THOMAS A. SMITH is president and chief executive officer of Geophysical Insights, which he founded in 2008 to develop machine learning processes for multiattribute seismic analysis. Smith founded Seismic Micro-Technology in 1984, focused on personal computer-based seismic interpretation. He began his career in 1971 as a processing geophysicist at Chevron Geophysical. Smith is a recipient of the Society of Exploration Geophysicists’ Enterprise Award, Iowa State University’s Distinguished Alumni Award and the University of Houston’s Distinguished Alumni Award for Natural Sciences and Mathematics. He holds a B.S. and an M.S. in geology from Iowa State, and a Ph.D. in geophysics from the University of Houston.

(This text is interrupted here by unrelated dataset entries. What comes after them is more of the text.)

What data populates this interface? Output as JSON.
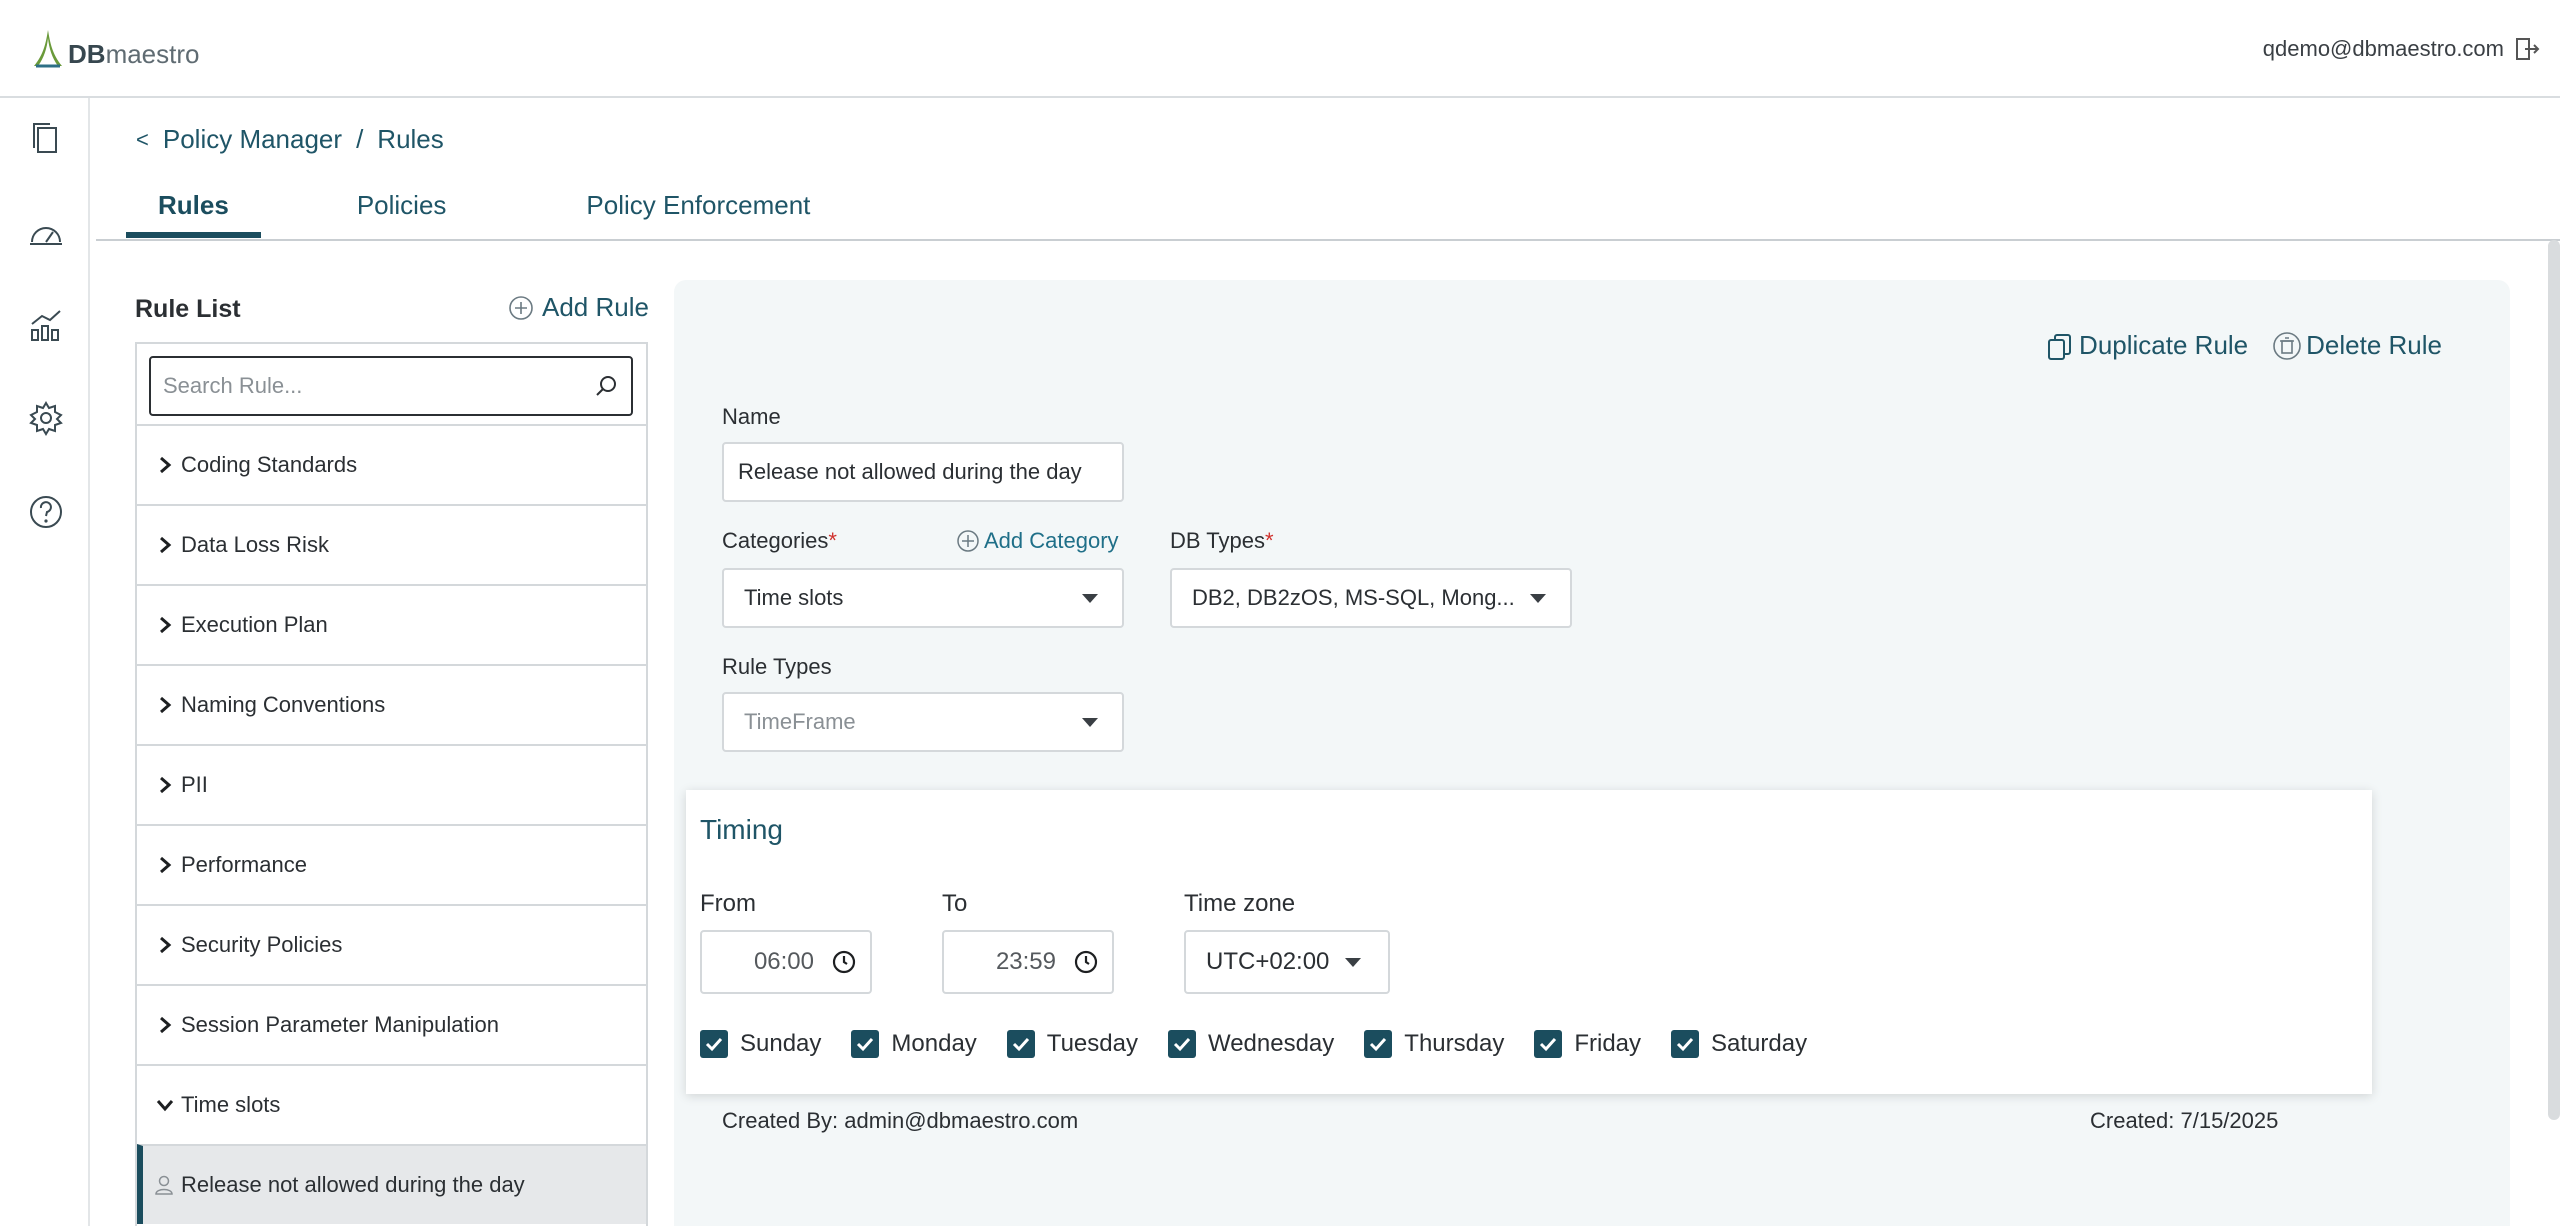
{
  "app": {
    "logo_db": "DB",
    "logo_maestro": "maestro"
  },
  "user": {
    "email": "qdemo@dbmaestro.com"
  },
  "breadcrumb": {
    "back": "<",
    "parent": "Policy Manager",
    "sep": "/",
    "current": "Rules"
  },
  "tabs": [
    {
      "label": "Rules",
      "active": true
    },
    {
      "label": "Policies",
      "active": false
    },
    {
      "label": "Policy Enforcement",
      "active": false
    }
  ],
  "rule_list": {
    "title": "Rule List",
    "add_label": "Add Rule",
    "search_placeholder": "Search Rule...",
    "categories": [
      {
        "label": "Coding Standards",
        "expanded": false
      },
      {
        "label": "Data Loss Risk",
        "expanded": false
      },
      {
        "label": "Execution Plan",
        "expanded": false
      },
      {
        "label": "Naming Conventions",
        "expanded": false
      },
      {
        "label": "PII",
        "expanded": false
      },
      {
        "label": "Performance",
        "expanded": false
      },
      {
        "label": "Security Policies",
        "expanded": false
      },
      {
        "label": "Session Parameter Manipulation",
        "expanded": false
      },
      {
        "label": "Time slots",
        "expanded": true
      }
    ],
    "selected_rule": "Release not allowed during the day"
  },
  "detail": {
    "duplicate_label": "Duplicate Rule",
    "delete_label": "Delete Rule",
    "name_label": "Name",
    "name_value": "Release not allowed during the day",
    "categories_label": "Categories",
    "add_category_label": "Add Category",
    "categories_value": "Time slots",
    "db_types_label": "DB Types",
    "db_types_value": "DB2, DB2zOS, MS-SQL, Mong...",
    "rule_types_label": "Rule Types",
    "rule_types_value": "TimeFrame",
    "required_mark": "*",
    "timing": {
      "title": "Timing",
      "from_label": "From",
      "from_value": "06:00",
      "to_label": "To",
      "to_value": "23:59",
      "timezone_label": "Time zone",
      "timezone_value": "UTC+02:00",
      "days": [
        {
          "label": "Sunday",
          "checked": true
        },
        {
          "label": "Monday",
          "checked": true
        },
        {
          "label": "Tuesday",
          "checked": true
        },
        {
          "label": "Wednesday",
          "checked": true
        },
        {
          "label": "Thursday",
          "checked": true
        },
        {
          "label": "Friday",
          "checked": true
        },
        {
          "label": "Saturday",
          "checked": true
        }
      ]
    },
    "created_by": "Created By: admin@dbmaestro.com",
    "created": "Created: 7/15/2025"
  },
  "colors": {
    "primary": "#1b4d5e",
    "link": "#1f5567",
    "required": "#d0312d",
    "panel_bg": "#f3f7f8"
  }
}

Dr. Kurt Marfurt KURT J. MARFURT is the Frank and Henrietta Schultz Chair and Professor of Geophysics in the ConocoPhillips School of Geology & Geophysics at the University of Oklahoma. He has devoted his career to seismic processing, seismic interpretation and reservoir characterization, including attribute analysis, multicomponent 3-D, coherence and spectral decomposition. Marfurt began his career at Amoco in 1981. After 18 years of service in geophysical research, he became director of the University of Houston’s Center for Applied Geosciences & Energy. He joined the University of Oklahoma in 2007. Marfurt holds an M.S. and a Ph.D. in applied geophysics from Columbia University.